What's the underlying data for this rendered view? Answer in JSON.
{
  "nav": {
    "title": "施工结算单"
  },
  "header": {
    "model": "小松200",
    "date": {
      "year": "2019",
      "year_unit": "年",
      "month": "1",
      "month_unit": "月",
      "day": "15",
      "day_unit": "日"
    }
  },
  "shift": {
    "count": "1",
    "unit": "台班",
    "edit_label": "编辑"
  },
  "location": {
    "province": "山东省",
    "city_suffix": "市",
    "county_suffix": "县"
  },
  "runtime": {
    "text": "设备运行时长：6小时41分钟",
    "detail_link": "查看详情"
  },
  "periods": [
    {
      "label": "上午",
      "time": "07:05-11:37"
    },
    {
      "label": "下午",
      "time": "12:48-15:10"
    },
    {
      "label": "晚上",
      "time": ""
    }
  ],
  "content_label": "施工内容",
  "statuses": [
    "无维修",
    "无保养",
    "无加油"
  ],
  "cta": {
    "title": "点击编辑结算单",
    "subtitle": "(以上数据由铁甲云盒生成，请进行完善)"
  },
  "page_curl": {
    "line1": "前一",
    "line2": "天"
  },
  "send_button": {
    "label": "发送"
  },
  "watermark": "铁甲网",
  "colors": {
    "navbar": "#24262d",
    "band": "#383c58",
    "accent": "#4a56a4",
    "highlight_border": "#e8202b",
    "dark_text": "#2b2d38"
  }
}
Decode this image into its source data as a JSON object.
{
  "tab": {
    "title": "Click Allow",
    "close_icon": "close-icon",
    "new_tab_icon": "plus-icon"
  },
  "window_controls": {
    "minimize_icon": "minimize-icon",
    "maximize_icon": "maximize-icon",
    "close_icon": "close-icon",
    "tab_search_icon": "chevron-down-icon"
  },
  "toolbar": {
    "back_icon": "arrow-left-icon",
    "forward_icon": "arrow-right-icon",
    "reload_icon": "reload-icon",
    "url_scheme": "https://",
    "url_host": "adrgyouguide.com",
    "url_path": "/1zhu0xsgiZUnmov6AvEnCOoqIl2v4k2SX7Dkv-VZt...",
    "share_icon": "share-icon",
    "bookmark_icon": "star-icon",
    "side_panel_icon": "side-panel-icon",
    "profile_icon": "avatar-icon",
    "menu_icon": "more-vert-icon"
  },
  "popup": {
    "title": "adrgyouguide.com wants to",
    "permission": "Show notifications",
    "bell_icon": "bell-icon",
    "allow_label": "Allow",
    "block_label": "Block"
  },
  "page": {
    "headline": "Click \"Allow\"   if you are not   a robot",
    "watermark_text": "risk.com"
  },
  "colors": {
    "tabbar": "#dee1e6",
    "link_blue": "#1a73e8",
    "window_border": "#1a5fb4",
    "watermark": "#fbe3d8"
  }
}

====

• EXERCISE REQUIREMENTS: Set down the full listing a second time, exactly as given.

• EXPECTED ANSWER:
What's the underlying data for this rendered view? Answer in JSON.
{
  "nav": {
    "title": "施工结算单"
  },
  "header": {
    "model": "小松200",
    "date": {
      "year": "2019",
      "year_unit": "年",
      "month": "1",
      "month_unit": "月",
      "day": "15",
      "day_unit": "日"
    }
  },
  "shift": {
    "count": "1",
    "unit": "台班",
    "edit_label": "编辑"
  },
  "location": {
    "province": "山东省",
    "city_suffix": "市",
    "county_suffix": "县"
  },
  "runtime": {
    "text": "设备运行时长：6小时41分钟",
    "detail_link": "查看详情"
  },
  "periods": [
    {
      "label": "上午",
      "time": "07:05-11:37"
    },
    {
      "label": "下午",
      "time": "12:48-15:10"
    },
    {
      "label": "晚上",
      "time": ""
    }
  ],
  "content_label": "施工内容",
  "statuses": [
    "无维修",
    "无保养",
    "无加油"
  ],
  "cta": {
    "title": "点击编辑结算单",
    "subtitle": "(以上数据由铁甲云盒生成，请进行完善)"
  },
  "page_curl": {
    "line1": "前一",
    "line2": "天"
  },
  "send_button": {
    "label": "发送"
  },
  "watermark": "铁甲网",
  "colors": {
    "navbar": "#24262d",
    "band": "#383c58",
    "accent": "#4a56a4",
    "highlight_border": "#e8202b",
    "dark_text": "#2b2d38"
  }
}
Decode this image into its source data as a JSON object.
{
  "tab": {
    "title": "Click Allow",
    "close_icon": "close-icon",
    "new_tab_icon": "plus-icon"
  },
  "window_controls": {
    "minimize_icon": "minimize-icon",
    "maximize_icon": "maximize-icon",
    "close_icon": "close-icon",
    "tab_search_icon": "chevron-down-icon"
  },
  "toolbar": {
    "back_icon": "arrow-left-icon",
    "forward_icon": "arrow-right-icon",
    "reload_icon": "reload-icon",
    "url_scheme": "https://",
    "url_host": "adrgyouguide.com",
    "url_path": "/1zhu0xsgiZUnmov6AvEnCOoqIl2v4k2SX7Dkv-VZt...",
    "share_icon": "share-icon",
    "bookmark_icon": "star-icon",
    "side_panel_icon": "side-panel-icon",
    "profile_icon": "avatar-icon",
    "menu_icon": "more-vert-icon"
  },
  "popup": {
    "title": "adrgyouguide.com wants to",
    "permission": "Show notifications",
    "bell_icon": "bell-icon",
    "allow_label": "Allow",
    "block_label": "Block"
  },
  "page": {
    "headline": "Click \"Allow\"   if you are not   a robot",
    "watermark_text": "risk.com"
  },
  "colors": {
    "tabbar": "#dee1e6",
    "link_blue": "#1a73e8",
    "window_border": "#1a5fb4",
    "watermark": "#fbe3d8"
  }
}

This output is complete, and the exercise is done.